Furthermore, when approaching the question of granting approval for an assignment of a registered trade mark, the Reserve Bank must b mindful of the peculiar nature of a trade mark as an item of property and the way and circumstances in which assignments of trade marks take place. It should not adopt a dogmatic approach of insisting on monetary value being given as a consideration for an assignment. Streamlined approaches and procedures must be adopted to obtain approval. In the past it has on occasion taken six months or more to obtain an approval.
The alternative would be to abolish the requirement for exchange control approval for the assignment of a registered trade mark. Indeed there is a strong argument that requiring exchange control approval for the assignment of a registered trade mark to a foreigner is in breach of South Africa’s obligations under the Agreement on Trade-Related Aspects of Intellectual Property Rights (TRIPS Agreement), a treaty administered by the World Trade Organisation. We do not want to come into conflict with this organisation and its members!
Dr O.H. Dean
Spoor & Fisher
Owen H Dean holds the degrees of B.A (Law), LL.B and LL.D, all from the University of Stellenbosch. He is an admitted attorney in South Africa, Namibia and Botswana. He is a Senior Partner of Spoor & Fisher and in charge of the firm’s trade marks and copyright practice.
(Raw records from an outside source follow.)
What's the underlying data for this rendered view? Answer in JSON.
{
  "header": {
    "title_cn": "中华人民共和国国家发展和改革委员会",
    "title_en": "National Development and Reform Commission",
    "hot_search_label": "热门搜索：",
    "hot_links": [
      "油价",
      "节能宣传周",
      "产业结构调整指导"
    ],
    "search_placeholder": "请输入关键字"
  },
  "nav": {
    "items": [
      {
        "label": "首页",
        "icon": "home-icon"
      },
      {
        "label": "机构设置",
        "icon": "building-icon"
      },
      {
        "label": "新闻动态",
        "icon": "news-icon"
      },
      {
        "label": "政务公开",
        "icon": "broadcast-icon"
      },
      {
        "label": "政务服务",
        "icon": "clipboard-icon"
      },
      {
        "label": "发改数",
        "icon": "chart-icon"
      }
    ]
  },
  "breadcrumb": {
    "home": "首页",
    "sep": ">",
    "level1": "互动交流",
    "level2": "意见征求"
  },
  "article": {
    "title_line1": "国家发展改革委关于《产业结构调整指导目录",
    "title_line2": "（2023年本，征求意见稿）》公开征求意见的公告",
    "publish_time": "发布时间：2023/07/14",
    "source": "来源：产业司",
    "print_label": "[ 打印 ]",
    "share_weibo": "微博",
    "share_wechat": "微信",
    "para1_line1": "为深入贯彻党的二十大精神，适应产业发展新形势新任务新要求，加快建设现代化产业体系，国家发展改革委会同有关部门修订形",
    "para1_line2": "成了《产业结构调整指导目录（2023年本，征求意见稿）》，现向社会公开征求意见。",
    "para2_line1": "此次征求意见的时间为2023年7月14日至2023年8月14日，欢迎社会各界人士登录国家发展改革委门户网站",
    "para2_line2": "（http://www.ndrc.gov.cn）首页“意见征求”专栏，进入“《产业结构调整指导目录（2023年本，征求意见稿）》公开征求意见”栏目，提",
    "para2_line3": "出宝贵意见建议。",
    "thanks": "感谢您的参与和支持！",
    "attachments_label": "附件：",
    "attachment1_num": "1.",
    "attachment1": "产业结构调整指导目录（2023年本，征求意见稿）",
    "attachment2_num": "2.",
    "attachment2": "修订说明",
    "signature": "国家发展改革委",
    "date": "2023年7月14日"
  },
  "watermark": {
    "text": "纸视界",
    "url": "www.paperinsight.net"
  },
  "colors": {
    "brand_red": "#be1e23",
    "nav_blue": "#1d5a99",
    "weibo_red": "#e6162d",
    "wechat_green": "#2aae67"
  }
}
His personal fields of specialisation include trade mark and copyright law with a special emphasis on litigation.
He served on the Government’s Advisory Committee on Intellectual Property (IP) Law for twenty years and as Chairman of the Copyright Sub-Committee of that Committee.
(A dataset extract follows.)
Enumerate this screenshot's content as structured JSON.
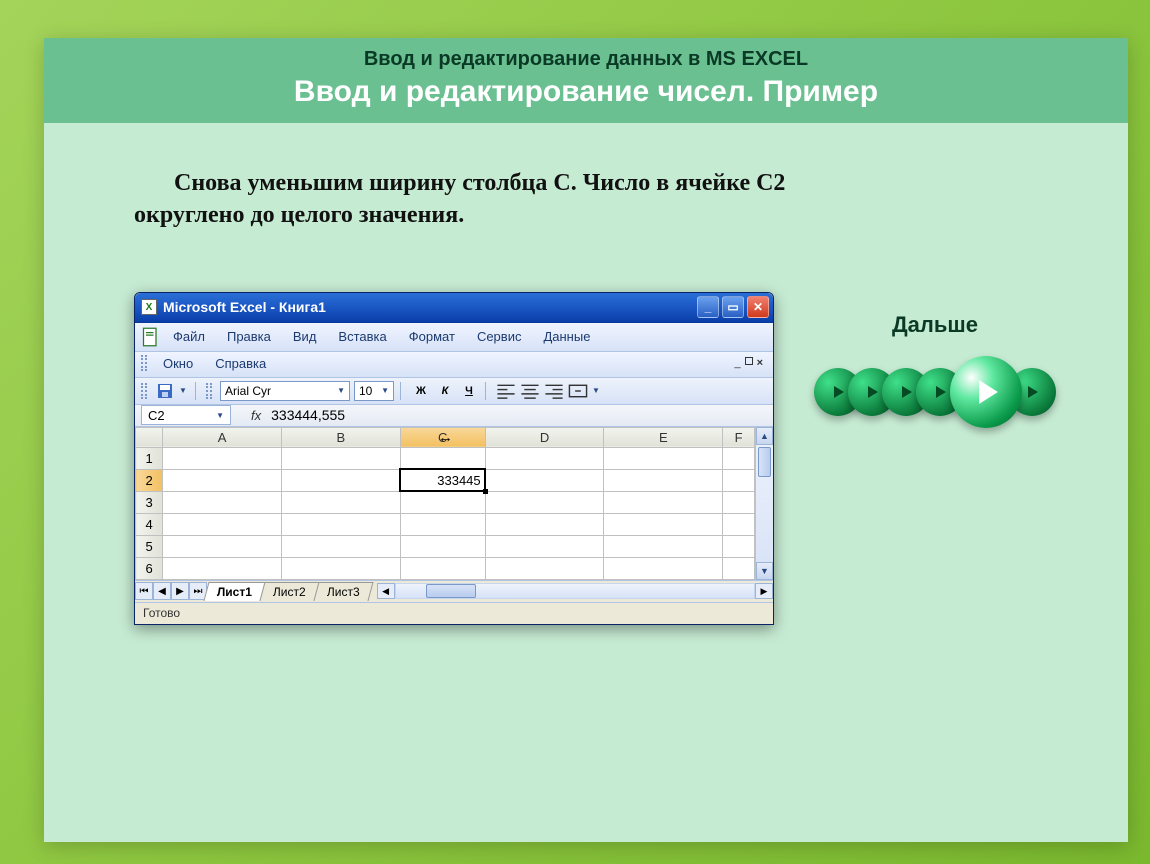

He is the author of “Handbook of South African Copyright Law” and is a co-author of the title on “Copyright” in “Butterworths Forms and Precedents.” He served as a member of the international editorial boards of “Copyright World” and “Entertainment Law Review”. He has written numerous articles which have been published in South African law journals and in international legal journals.